'Still Alice' Co-Director Richard Glatzer Hospitalized With Severe Respiratory Problems


By Todd Cunningham

Richard Glatzer, who co-wrote and directed the Oscar-nominated Alzheimer’s drama Still Alice, remained hospitalized Sunday after he suffered severe respiratory problems and was rushed by ambulance to a Los Angeles-area hospital on Friday.

Wash Westmoreland, Glatzer’s husband and his directing and writing partner on Alice, posted at noon Sunday on Facebook that Glatzer’s condition had improved after he went into cardiac arrest.

Westmoreland also wrote that they are communicating via eye movements and plan to watch the Academy Awards from the hospital on Feb. 22.

“Not so glamorous but I wouldn’t have it any other way. And Richard will be alive to see it,” he said. Glatzer was in 2011 diagnosed ALS, also known as Lou Gehrig’s Disease.

Still Alice, the most recent movie by Glatzer and Westmoreland, was acquired by Sony Pictures Classics at the Toronto Film Festival and released in January. Julianne Moore received an Academy Award Best Actress nomination for her performance in the film as a wife and mother of three children who is dealing with early-onset Alzheimer’s Disease.

The duo paired on three previous films: The Last of Robin Hood (2014), Quinceanera (2006) and The Fluffer (2001).

Below is Wash Westmoreland‘s Facebook post in its entirety:

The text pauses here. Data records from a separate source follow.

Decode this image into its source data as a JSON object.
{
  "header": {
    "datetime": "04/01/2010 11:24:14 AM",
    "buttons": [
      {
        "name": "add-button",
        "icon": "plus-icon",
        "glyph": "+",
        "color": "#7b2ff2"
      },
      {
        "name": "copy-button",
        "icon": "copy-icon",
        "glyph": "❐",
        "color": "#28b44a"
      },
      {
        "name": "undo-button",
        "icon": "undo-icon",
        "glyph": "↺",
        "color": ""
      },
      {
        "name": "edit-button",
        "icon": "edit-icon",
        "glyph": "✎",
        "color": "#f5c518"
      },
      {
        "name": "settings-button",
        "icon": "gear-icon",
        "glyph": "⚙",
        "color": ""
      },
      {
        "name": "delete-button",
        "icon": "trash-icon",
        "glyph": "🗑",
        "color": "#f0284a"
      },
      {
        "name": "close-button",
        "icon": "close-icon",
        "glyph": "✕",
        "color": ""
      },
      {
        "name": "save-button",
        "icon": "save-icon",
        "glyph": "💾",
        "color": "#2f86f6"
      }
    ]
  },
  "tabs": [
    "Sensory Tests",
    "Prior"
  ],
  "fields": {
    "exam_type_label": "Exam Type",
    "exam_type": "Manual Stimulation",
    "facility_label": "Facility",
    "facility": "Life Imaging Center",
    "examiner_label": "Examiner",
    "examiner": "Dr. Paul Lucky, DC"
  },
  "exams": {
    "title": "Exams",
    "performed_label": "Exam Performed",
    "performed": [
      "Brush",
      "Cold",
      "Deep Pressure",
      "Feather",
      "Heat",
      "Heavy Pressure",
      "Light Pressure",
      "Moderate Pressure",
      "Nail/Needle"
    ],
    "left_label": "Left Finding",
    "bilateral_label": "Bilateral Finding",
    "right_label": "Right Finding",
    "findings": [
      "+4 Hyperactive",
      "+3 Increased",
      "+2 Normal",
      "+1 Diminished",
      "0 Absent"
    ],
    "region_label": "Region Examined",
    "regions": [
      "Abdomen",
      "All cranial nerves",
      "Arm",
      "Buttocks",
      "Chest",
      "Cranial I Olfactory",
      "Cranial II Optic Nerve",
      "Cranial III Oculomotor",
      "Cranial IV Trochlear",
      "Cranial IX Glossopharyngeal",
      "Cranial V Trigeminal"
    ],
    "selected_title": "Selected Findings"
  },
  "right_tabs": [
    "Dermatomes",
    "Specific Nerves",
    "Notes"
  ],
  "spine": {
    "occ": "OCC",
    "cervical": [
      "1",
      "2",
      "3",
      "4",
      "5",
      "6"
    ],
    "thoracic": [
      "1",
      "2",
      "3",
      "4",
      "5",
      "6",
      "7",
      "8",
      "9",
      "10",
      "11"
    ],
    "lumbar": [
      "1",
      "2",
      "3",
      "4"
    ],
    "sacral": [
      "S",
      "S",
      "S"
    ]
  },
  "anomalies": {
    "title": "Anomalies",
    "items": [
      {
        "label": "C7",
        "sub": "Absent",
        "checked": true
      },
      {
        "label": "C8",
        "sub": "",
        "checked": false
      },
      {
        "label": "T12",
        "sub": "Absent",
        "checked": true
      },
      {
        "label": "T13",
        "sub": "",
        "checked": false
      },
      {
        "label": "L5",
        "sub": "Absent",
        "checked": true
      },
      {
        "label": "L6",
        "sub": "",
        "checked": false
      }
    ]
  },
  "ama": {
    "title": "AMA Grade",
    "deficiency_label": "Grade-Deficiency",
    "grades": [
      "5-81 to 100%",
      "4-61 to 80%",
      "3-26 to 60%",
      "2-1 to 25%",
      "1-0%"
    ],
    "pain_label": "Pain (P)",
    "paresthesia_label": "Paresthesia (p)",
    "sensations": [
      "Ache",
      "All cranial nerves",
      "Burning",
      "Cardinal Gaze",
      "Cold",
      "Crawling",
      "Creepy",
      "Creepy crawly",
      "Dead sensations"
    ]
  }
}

The best of times/worst of times is continuing. On Friday, I went to rent some tuxedos for the Oscars and when I returned to the house, Richard was having breathing problems. After a few hours on the home respirator, I realized things were getting serious and called 9-1-1. The ambulance came quickly but by the time he got to the ER, his fingers were turning blue. He was immediately intubated so he could breathe but during this process he went into cardiac arrest. The team went into emergency mode, brought in the defibrillators and started doing CPR. They tried four times and nothing happened . I was in total shock at this point, unable to believe what was happening. The fifth time, a weak pulse showed up on the machine and he came back to life. Richard had been legally dead for 15 minutes.

He was immediately put on heavy sedation and his body was chilled for 24 hours to try to stop any neurological damage from the trauma. A lot of times, people just don’t come back after an episode like that. I spent a hard night with friends developing rationales to keep hope alive. Then yesterday, late in the afternoon, they started to ease off the sedation and he opened one eye. The doctor started doing tests but I immediately saw everything I needed to see in that eyeball — the way it moved and focussed. He was still there. And he was ALL there.

We soon developed a blink code like in The Diving Bell and the Butterfly so Richard could communicate his needs. He has been complaining a lot — which is music to my ears. To his amazement, I explained to him what happened the night before — that he had done a Lazarus. I was hoping to hear some stories about floating around out-of-body but when pressed, he couldn’t remember any details about the afterlife — which he’s never professed to believe in anyway.

So looks like we’ll be watching the Oscars from the hospital room amidst the beeping machines. Not so glamorous but I wouldn’t have it any other way. And Richard will be alive to see it.